Lines containing the word "path" are the ones to copy from the records below.
[[ Data for this task, beginning ]]
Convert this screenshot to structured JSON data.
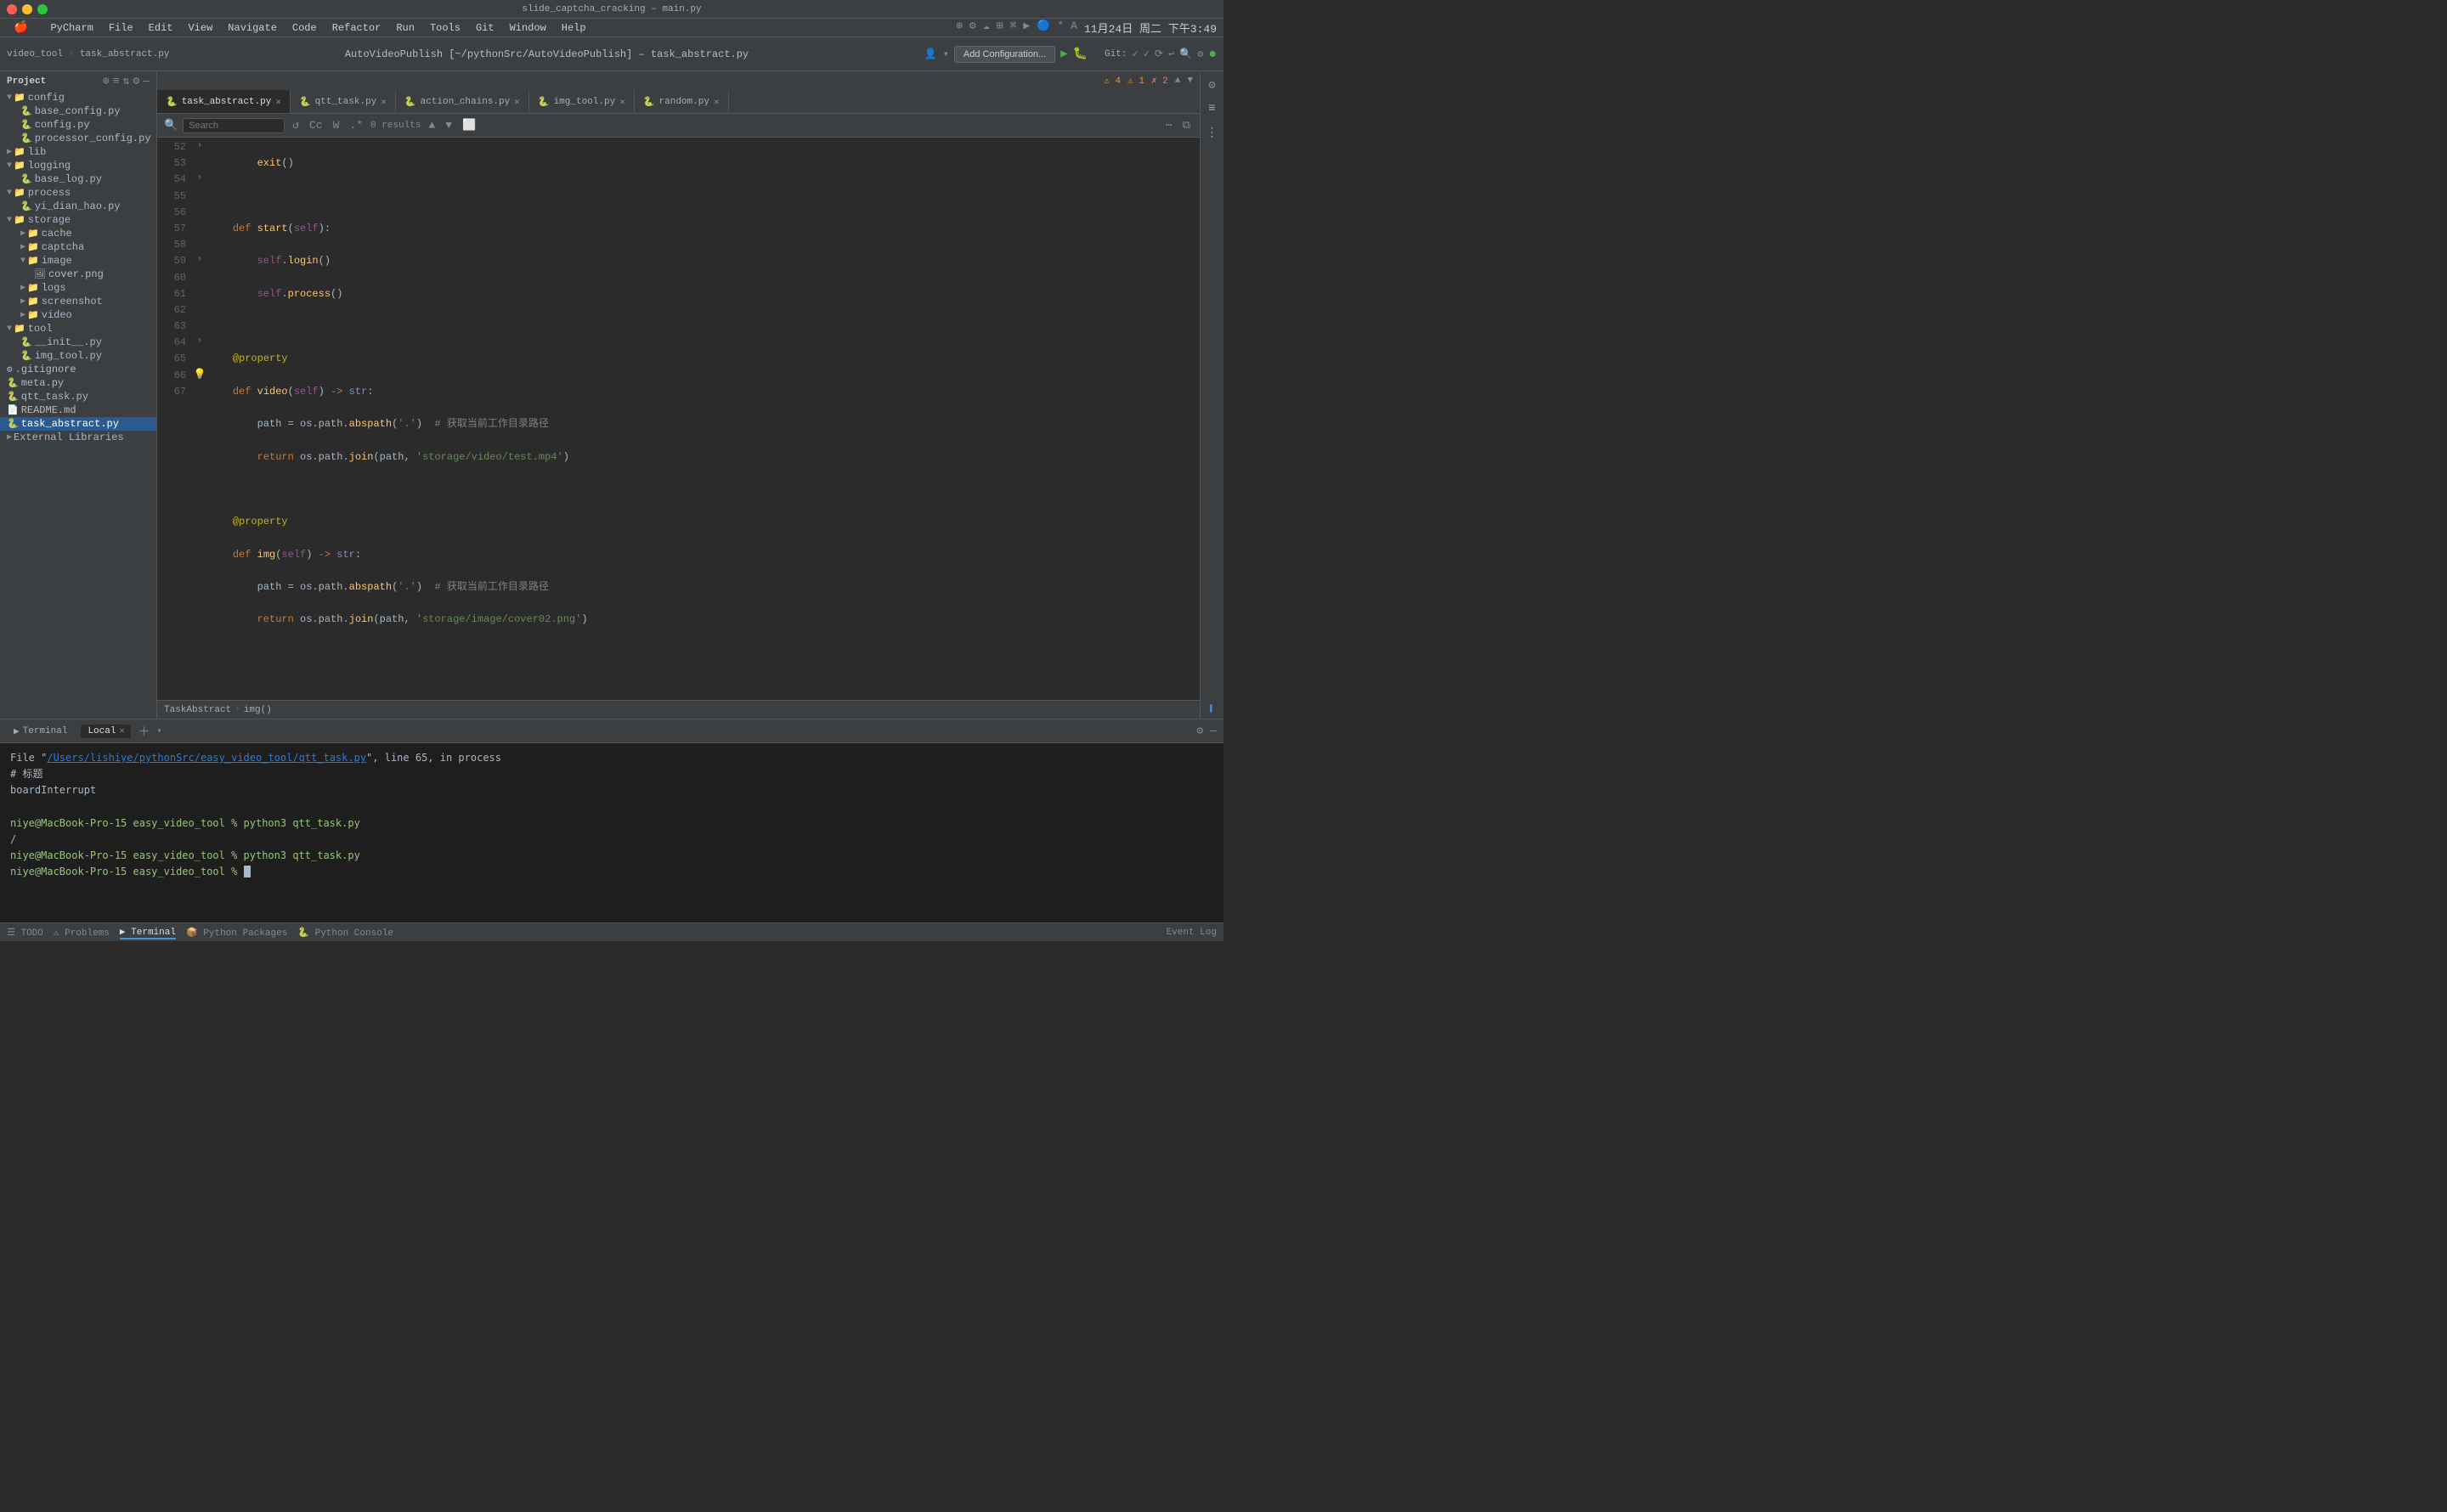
{
  "titleBar": {
    "title": "slide_captcha_cracking – main.py"
  },
  "menuBar": {
    "apple": "🍎",
    "items": [
      "PyCharm",
      "File",
      "Edit",
      "View",
      "Navigate",
      "Code",
      "Refactor",
      "Run",
      "Tools",
      "Git",
      "Window",
      "Help"
    ]
  },
  "toolbar": {
    "breadcrumb": "video_tool › task_abstract.py",
    "title": "AutoVideoPublish [~/pythonSrc/AutoVideoPublish] – task_abstract.py",
    "addConfig": "Add Configuration...",
    "gitLabel": "Git:"
  },
  "tabs": [
    {
      "label": "task_abstract.py",
      "active": true,
      "icon": "🐍"
    },
    {
      "label": "qtt_task.py",
      "active": false,
      "icon": "🐍"
    },
    {
      "label": "action_chains.py",
      "active": false,
      "icon": "🐍"
    },
    {
      "label": "img_tool.py",
      "active": false,
      "icon": "🐍"
    },
    {
      "label": "random.py",
      "active": false,
      "icon": "🐍"
    }
  ],
  "searchBar": {
    "placeholder": "Search",
    "results": "0 results"
  },
  "sidebar": {
    "header": "Project",
    "items": [
      {
        "level": 0,
        "type": "folder",
        "open": true,
        "label": "config"
      },
      {
        "level": 1,
        "type": "file",
        "label": "base_config.py"
      },
      {
        "level": 1,
        "type": "file",
        "label": "config.py"
      },
      {
        "level": 1,
        "type": "file",
        "label": "processor_config.py"
      },
      {
        "level": 0,
        "type": "folder",
        "open": false,
        "label": "lib"
      },
      {
        "level": 0,
        "type": "folder",
        "open": true,
        "label": "logging"
      },
      {
        "level": 1,
        "type": "file",
        "label": "base_log.py"
      },
      {
        "level": 0,
        "type": "folder",
        "open": true,
        "label": "process"
      },
      {
        "level": 1,
        "type": "file",
        "label": "yi_dian_hao.py"
      },
      {
        "level": 0,
        "type": "folder",
        "open": true,
        "label": "storage"
      },
      {
        "level": 1,
        "type": "folder",
        "open": false,
        "label": "cache"
      },
      {
        "level": 1,
        "type": "folder",
        "open": false,
        "label": "captcha"
      },
      {
        "level": 1,
        "type": "folder",
        "open": true,
        "label": "image"
      },
      {
        "level": 2,
        "type": "file",
        "label": "cover.png"
      },
      {
        "level": 1,
        "type": "folder",
        "open": false,
        "label": "logs"
      },
      {
        "level": 1,
        "type": "folder",
        "open": false,
        "label": "screenshot"
      },
      {
        "level": 1,
        "type": "folder",
        "open": false,
        "label": "video"
      },
      {
        "level": 0,
        "type": "folder",
        "open": true,
        "label": "tool"
      },
      {
        "level": 1,
        "type": "file",
        "label": "__init__.py"
      },
      {
        "level": 1,
        "type": "file",
        "label": "img_tool.py"
      },
      {
        "level": 0,
        "type": "file",
        "label": ".gitignore"
      },
      {
        "level": 0,
        "type": "file",
        "label": "meta.py"
      },
      {
        "level": 0,
        "type": "file",
        "label": "qtt_task.py"
      },
      {
        "level": 0,
        "type": "file",
        "label": "README.md"
      },
      {
        "level": 0,
        "type": "file",
        "label": "task_abstract.py"
      },
      {
        "level": 0,
        "type": "folder",
        "open": false,
        "label": "External Libraries"
      }
    ]
  },
  "codeLines": [
    {
      "num": 52,
      "content": "        exit()"
    },
    {
      "num": 53,
      "content": ""
    },
    {
      "num": 54,
      "content": "    def start(self):"
    },
    {
      "num": 55,
      "content": "        self.login()"
    },
    {
      "num": 56,
      "content": "        self.process()"
    },
    {
      "num": 57,
      "content": ""
    },
    {
      "num": 58,
      "content": "    @property"
    },
    {
      "num": 59,
      "content": "    def video(self) -> str:"
    },
    {
      "num": 60,
      "content": "        path = os.path.abspath('.')  # 获取当前工作目录路径"
    },
    {
      "num": 61,
      "content": "        return os.path.join(path, 'storage/video/test.mp4')"
    },
    {
      "num": 62,
      "content": ""
    },
    {
      "num": 63,
      "content": "    @property"
    },
    {
      "num": 64,
      "content": "    def img(self) -> str:"
    },
    {
      "num": 65,
      "content": "        path = os.path.abspath('.')  # 获取当前工作目录路径"
    },
    {
      "num": 66,
      "content": "        return os.path.join(path, 'storage/image/cover02.png')"
    },
    {
      "num": 67,
      "content": ""
    }
  ],
  "breadcrumb": {
    "items": [
      "TaskAbstract",
      "img()"
    ]
  },
  "warnings": {
    "warnCount": "4",
    "warnSmall": "1",
    "errorCount": "2"
  },
  "terminal": {
    "tabs": [
      {
        "label": "Terminal",
        "active": true
      },
      {
        "label": "Local",
        "active": false
      }
    ],
    "lines": [
      {
        "type": "normal",
        "text": "File \"/Users/lishiye/pythonSrc/easy_video_tool/qtt_task.py\", line 65, in process"
      },
      {
        "type": "normal",
        "text": "# 标题"
      },
      {
        "type": "normal",
        "text": "boardInterrupt"
      },
      {
        "type": "normal",
        "text": ""
      },
      {
        "type": "prompt",
        "text": "niye@MacBook-Pro-15 easy_video_tool % python3 qtt_task.py"
      },
      {
        "type": "normal",
        "text": "/"
      },
      {
        "type": "prompt",
        "text": "niye@MacBook-Pro-15 easy_video_tool % python3 qtt_task.py"
      },
      {
        "type": "prompt-current",
        "text": "niye@MacBook-Pro-15 easy_video_tool %"
      }
    ]
  },
  "bottomBar": {
    "tabs": [
      "☰ TODO",
      "⚠ Problems",
      "▶ Terminal",
      "📦 Python Packages",
      "🐍 Python Console"
    ],
    "activeTab": "▶ Terminal",
    "rightLabel": "Event Log"
  }
}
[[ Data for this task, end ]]
## Solution to the exercise
      "content": "        path = os.path.abspath('.')  # 获取当前工作目录路径"
      "content": "        return os.path.join(path, 'storage/video/test.mp4')"
      "content": "        path = os.path.abspath('.')  # 获取当前工作目录路径"
      "content": "        return os.path.join(path, 'storage/image/cover02.png')"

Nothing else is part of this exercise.